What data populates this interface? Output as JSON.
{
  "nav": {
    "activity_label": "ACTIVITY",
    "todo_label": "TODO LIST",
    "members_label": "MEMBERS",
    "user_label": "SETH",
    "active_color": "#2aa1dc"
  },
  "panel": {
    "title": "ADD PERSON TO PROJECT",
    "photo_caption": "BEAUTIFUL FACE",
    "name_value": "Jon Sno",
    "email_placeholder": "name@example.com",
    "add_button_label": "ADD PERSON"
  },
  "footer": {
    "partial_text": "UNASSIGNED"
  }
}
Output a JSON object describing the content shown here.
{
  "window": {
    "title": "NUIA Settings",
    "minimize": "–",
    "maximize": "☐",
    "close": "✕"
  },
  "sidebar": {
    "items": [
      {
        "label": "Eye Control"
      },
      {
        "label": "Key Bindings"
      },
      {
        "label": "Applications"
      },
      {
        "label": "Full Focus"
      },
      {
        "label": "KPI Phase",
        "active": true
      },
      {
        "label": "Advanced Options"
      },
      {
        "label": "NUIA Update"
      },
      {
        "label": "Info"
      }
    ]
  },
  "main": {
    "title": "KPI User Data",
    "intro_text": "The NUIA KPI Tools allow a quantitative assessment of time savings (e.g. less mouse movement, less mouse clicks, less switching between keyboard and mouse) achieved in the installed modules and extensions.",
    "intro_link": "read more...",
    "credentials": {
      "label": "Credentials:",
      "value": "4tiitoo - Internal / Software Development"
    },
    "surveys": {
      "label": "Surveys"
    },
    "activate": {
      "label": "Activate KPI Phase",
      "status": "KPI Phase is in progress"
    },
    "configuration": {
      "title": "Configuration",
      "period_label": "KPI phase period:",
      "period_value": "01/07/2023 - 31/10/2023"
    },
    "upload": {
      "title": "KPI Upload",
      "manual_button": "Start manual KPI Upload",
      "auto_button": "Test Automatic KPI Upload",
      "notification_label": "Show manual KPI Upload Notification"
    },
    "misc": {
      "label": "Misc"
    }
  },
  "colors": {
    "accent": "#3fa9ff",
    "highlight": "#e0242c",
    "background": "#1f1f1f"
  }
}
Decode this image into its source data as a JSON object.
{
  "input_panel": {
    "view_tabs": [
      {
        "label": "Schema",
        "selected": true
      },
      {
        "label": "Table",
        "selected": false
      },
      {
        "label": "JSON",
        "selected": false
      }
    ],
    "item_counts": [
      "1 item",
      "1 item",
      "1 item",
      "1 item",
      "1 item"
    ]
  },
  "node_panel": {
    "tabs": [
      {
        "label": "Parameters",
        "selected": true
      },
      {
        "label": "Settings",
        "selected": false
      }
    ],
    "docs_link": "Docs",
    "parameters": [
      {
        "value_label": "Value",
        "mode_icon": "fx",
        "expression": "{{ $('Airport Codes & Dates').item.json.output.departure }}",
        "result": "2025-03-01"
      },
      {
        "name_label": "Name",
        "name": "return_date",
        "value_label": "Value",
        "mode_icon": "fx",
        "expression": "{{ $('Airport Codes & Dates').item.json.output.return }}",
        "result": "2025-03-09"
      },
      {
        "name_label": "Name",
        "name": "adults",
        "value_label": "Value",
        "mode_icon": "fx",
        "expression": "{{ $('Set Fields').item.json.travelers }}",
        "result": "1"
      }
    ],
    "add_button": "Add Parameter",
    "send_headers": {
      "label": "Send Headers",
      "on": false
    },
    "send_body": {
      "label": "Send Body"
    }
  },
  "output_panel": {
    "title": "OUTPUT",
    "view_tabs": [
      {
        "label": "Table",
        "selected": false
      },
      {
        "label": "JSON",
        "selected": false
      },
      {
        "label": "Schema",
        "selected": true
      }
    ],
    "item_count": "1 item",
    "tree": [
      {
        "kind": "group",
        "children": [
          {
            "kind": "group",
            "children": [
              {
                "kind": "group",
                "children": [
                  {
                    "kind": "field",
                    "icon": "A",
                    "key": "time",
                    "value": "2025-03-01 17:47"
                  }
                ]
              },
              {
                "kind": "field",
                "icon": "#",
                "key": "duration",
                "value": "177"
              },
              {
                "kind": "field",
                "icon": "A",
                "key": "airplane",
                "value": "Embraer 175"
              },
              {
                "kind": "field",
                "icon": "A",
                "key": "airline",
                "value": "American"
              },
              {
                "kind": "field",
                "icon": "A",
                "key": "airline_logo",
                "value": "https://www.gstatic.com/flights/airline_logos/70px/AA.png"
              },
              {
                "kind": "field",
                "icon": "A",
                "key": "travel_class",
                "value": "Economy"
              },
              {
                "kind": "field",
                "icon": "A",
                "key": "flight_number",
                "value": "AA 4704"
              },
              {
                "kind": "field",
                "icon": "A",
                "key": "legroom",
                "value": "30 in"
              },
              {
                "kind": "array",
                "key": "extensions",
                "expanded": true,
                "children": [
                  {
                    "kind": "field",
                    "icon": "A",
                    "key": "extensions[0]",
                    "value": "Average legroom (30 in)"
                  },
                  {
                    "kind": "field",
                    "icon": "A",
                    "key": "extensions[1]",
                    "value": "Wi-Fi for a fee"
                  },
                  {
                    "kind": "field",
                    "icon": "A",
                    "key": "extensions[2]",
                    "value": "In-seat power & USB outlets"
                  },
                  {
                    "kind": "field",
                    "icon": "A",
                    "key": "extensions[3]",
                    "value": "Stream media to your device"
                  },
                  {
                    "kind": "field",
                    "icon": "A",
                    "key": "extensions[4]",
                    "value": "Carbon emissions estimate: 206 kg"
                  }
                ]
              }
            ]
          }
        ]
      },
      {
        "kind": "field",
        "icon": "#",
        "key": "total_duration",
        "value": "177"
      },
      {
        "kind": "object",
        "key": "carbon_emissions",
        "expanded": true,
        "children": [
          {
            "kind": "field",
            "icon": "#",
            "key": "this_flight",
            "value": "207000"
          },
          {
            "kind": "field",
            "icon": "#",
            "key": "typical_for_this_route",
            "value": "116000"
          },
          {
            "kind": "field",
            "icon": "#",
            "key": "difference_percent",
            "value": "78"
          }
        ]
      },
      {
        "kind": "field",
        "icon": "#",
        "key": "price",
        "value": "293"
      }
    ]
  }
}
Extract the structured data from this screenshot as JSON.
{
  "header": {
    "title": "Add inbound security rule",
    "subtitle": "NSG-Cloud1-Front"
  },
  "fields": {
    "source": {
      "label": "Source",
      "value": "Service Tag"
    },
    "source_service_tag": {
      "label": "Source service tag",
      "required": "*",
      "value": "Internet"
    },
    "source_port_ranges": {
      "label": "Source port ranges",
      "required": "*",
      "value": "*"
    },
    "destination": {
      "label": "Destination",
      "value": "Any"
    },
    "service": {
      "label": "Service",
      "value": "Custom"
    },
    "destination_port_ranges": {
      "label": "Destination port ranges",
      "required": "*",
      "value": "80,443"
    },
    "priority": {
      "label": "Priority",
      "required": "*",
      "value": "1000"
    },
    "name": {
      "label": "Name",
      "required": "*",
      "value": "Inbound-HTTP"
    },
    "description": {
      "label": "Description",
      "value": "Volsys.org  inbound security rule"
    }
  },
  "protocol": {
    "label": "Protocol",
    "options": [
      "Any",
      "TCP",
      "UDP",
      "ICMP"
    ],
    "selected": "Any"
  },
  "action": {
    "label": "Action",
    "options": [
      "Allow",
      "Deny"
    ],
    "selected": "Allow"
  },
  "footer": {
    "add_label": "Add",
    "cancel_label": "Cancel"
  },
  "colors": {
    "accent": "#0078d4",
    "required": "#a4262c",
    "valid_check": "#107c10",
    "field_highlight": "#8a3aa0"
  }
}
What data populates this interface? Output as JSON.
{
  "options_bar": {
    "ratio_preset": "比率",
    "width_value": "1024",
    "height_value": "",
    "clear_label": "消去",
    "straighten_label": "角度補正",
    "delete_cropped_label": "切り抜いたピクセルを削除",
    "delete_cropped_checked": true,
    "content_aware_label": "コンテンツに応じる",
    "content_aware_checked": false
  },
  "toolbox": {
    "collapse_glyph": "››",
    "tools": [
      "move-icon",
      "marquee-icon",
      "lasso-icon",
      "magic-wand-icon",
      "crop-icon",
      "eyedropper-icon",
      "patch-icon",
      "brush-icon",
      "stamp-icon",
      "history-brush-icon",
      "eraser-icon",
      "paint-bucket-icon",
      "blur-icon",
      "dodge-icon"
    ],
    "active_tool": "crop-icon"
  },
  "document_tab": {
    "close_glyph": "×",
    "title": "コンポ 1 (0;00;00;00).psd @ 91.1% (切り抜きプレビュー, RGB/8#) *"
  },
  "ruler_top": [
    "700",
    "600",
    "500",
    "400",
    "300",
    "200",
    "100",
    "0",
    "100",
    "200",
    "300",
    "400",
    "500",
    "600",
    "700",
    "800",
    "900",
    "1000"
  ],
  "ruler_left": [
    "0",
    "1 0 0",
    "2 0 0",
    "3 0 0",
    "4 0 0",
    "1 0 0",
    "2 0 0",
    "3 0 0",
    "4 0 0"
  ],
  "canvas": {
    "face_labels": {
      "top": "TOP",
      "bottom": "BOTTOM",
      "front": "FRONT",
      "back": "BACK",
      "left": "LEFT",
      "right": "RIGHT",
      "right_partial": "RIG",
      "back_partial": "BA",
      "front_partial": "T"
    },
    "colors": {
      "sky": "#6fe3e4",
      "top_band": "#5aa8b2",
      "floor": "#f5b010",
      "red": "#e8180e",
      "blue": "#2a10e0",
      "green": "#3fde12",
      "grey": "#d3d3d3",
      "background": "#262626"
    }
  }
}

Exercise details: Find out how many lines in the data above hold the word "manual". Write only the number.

Answer for the task: 2